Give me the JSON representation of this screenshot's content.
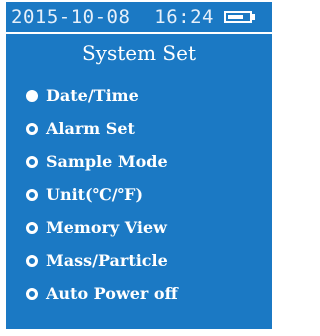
{
  "status_bar": {
    "datetime": "2015-10-08  16:24",
    "battery_icon": "battery-icon",
    "battery_level": 0.75
  },
  "title": "System Set",
  "menu": {
    "items": [
      {
        "label": "Date/Time",
        "selected": true
      },
      {
        "label": "Alarm Set",
        "selected": false
      },
      {
        "label": "Sample Mode",
        "selected": false
      },
      {
        "label": "Unit(℃/℉)",
        "selected": false
      },
      {
        "label": "Memory View",
        "selected": false
      },
      {
        "label": "Mass/Particle",
        "selected": false
      },
      {
        "label": "Auto Power off",
        "selected": false
      }
    ]
  },
  "colors": {
    "background": "#1b79c4",
    "text": "#ffffff",
    "datetime_text": "#e6f0fa"
  }
}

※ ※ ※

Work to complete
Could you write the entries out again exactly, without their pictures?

Solution to the exercise
Give me the JSON representation of this screenshot's content.
{
  "status_bar": {
    "datetime": "2015-10-08  16:24",
    "battery_icon": "battery-icon",
    "battery_level": 0.75
  },
  "title": "System Set",
  "menu": {
    "items": [
      {
        "label": "Date/Time",
        "selected": true
      },
      {
        "label": "Alarm Set",
        "selected": false
      },
      {
        "label": "Sample Mode",
        "selected": false
      },
      {
        "label": "Unit(℃/℉)",
        "selected": false
      },
      {
        "label": "Memory View",
        "selected": false
      },
      {
        "label": "Mass/Particle",
        "selected": false
      },
      {
        "label": "Auto Power off",
        "selected": false
      }
    ]
  },
  "colors": {
    "background": "#1b79c4",
    "text": "#ffffff",
    "datetime_text": "#e6f0fa"
  }
}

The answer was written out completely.